A child is quick to learn, slow in the forgetting. So many images and impulses of our youth, their sounds and smells and emotions, stick with us for life, as a comfort or reproach. They have an indelible immediacy: the room you were in the first time you heard That Song, a school outing that revealed fresh pleasures, the weight of an early crush on some boy or girl, the thrill or shiver at a favorite movie all these are embedded in muscle memory.
Terence Davies has been exercising these muscles for most of his professional life. The writer-director is probably best known for his version of Edith Wharton's The House of Mirth with Gillian Anderson. But that was a detour from his examination of his youth in postwar Liverpool. In a trilogy of short films in the early '80s, and in the features Distant Voices, Still Lives (1987) and The Long Day Closes (1992), he wove a tapestry of family life, of a violent father and gentle mother, an entire neighborhood that soldiered through hard times singing pop songs at the local pub. This was nostalgia with the blinkers off, an epic saga in miniature. The films documented their time and place with an artistic clarity so acute as to be both unbearable and endearing. (See the 100 best movies of all time.)
Davies, then, was just the fellow for the local burghers to summon as a celebrant-critic for the 800th anniversary of the founding of the borough of Liverpool in 1207. They commissioned Of Time and the City, which Davies fashioned into a kind of Liverpool mon amour: a 71-min. documemoir that underscores newsreels of the city, home movies and new footage with romantic strains from Liszt, Mahler, Brahms, Fauré. Anchoring the piece are Davies' fond and acid recollections of his home town what he, in his drawling, very un-Liverpudlian narrative voice, calls "a valediction and an epitaph." Out on DVD this week from Strand Releasing, this film essay is a grand work, immensely funny and pained and deeply felt. Get the movie, and watch it on a double feature with Guy Maddin's My Winnipeg. You'll have two unforgettable trips through municipal memory.
"Here was my whole world: home, school, the movies and God." Begin with the movies, for they taught young Terry that there was a glamorous land, far from working-class Liverpool, where dreams came true. "At seven," he says, "I saw Gene Kelly in Singin' in the Rain, and discovered the movies, loved them and and swallowed them whole. ... Musicals, melodramas, westerns: Nothing was too rich or too poor for my rapacious appetite, and I gorged myself with a frequency that would shame a sinner." But he wasn't a sinner; he was a convert to the platonic ideal Hollywood painted: "In all those movies it was always Christmas and it was always perfect."

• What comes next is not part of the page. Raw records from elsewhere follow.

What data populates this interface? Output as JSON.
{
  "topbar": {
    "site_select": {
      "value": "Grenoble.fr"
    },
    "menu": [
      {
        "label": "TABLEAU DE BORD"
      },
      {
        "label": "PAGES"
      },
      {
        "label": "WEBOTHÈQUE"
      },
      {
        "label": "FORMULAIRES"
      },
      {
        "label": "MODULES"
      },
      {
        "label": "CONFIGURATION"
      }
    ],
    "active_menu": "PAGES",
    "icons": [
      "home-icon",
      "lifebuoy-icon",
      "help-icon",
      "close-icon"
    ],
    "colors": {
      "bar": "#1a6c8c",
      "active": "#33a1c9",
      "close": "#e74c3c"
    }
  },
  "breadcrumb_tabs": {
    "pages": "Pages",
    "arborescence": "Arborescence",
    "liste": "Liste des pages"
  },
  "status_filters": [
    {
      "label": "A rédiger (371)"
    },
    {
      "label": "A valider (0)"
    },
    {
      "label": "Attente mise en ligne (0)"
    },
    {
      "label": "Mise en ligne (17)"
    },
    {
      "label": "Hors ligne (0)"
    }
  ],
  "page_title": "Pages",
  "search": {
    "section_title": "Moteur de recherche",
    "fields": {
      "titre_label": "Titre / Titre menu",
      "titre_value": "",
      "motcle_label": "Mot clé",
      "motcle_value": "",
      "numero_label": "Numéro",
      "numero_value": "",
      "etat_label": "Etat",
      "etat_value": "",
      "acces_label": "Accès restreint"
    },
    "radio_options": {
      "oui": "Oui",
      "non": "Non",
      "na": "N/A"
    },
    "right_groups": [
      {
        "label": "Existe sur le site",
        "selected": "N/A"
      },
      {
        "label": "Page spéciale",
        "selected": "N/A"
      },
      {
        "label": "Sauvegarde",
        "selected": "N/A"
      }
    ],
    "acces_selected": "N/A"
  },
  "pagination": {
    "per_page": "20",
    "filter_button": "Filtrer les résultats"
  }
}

When Davis says that "glorious old Hollywood" was in color, and "small comic England" in black and white, he's referring to the countries as well as the movies. After the war the U.S., the new top empire, rebounded into posterity; Britain, relinquishing India and its centuries of world rule, faced shortages of food, gasoline, all earthly essentials. The grinding deprivation of this grim landscape is superbly evoked by David Thomson, another movie-mad poet, in Try to Tell the Story, his new memoir of growing up in London around the same time as Davies in Liverpool. Davies shows a righteous class contempt for the excesses of Britain's "fossil monarchy," such as "the Betty and Phil Show," his phrase for the marriage of Prince Philip to Elizabeth II. "Even more money was wasted on her coronation... whilst in England's green and pleasant land the rest of the nation survived on rationing in some of the worst slums in Europe."